by Tom Snyder on Nov 30, -0001

noclueSometime during the new year, you’ll undoubtedly read about (or maybe even be contacted by) traditional advertising agencies who have decided to move into the arena of web site design.

It may seem that creating eye-catching visuals and clever slogans makes web site development a natural progression for them. But In his book “Webonomics,” editor Evan Schwartz ( points out that only 26 percent of consumer brand Web sites are created and implemented by advertising agencies. How many of them end up being “successful” remains to be seen, but the prognosis (and current track record) is not good.

The primary stumbling block for the traditional agency is the fact that building a successful web site requires a completely different thought process and technical literacy than creating a successful TV or Radio campaign. The “one-to-many” CPM and Gross Impression mentality of the traditional agency is a completely different animal than the “one-to-one” interactive stakeholder-driven mentality necessary for a successful web site. And when their client needs off-the-shelf software, hardware advice or software development services, the traditional advertising agency usually find itself totally out of its element.

The second problem is that the economics of developing a marketing campaign on the Web doesn’t favor the traditional advertising agency.

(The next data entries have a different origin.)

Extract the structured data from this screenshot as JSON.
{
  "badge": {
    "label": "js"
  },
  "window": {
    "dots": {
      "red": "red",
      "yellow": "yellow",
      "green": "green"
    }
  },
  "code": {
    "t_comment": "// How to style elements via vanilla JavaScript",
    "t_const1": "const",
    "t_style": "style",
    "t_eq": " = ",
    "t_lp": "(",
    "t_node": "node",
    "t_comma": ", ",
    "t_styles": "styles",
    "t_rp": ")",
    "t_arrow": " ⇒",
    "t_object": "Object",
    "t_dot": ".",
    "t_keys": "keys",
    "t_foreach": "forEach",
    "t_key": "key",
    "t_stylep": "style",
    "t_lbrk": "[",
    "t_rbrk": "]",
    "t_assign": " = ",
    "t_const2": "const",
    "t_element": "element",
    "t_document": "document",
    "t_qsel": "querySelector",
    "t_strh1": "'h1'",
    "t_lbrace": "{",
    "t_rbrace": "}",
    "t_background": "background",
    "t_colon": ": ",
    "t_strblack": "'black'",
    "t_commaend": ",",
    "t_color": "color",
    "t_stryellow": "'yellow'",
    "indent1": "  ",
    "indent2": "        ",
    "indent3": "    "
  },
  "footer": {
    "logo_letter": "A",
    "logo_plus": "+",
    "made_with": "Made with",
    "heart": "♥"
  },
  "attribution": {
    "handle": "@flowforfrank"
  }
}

Advertising agencies traditionally have made their money not from their creative services. Rather, they get paid when they place the ads – making a 15 percent commission (now 8 to 12 percent) on all media purchases. Witness a typical thirty-second television commercial, which is not all that expensive to produce (on the order of about $50,000). However, buying time on local TV stations and national networks can cost on the order of $50 million for a major campaign. You can see how this model falls apart when you try to apply it to the Web. When media purchases become only a small fraction of the overall marketing expense, commissions become minuscule. On the Web, not only are the overall costs much lower, but they shift away from placement and toward production. With no “commissions” to rely on, the result is a high price tag for the web client. One local agency has already made the move to invest over $1 million in a huge “web department.” Guess who will get to pay for that “investment!”

So with the traditional agency, the logical result is a high-priced, unsuccessful web site. Not a good combination!

Schwarz predicts that the agencies that will succeed will be the ones who form collaborative efforts… becoming media advising agencies who refer web customers to reputable web development companies with a track record of internet success, or even becoming collaborative joint ventures.

Watch for the smarter agencies to form partnerships with veteran web development firms in 1998. In the meantime, should an agency come calling, let them know you prefer to work with a company that has a long track record of success with the web… the success of your site is too critical to put in the hands of anyone less!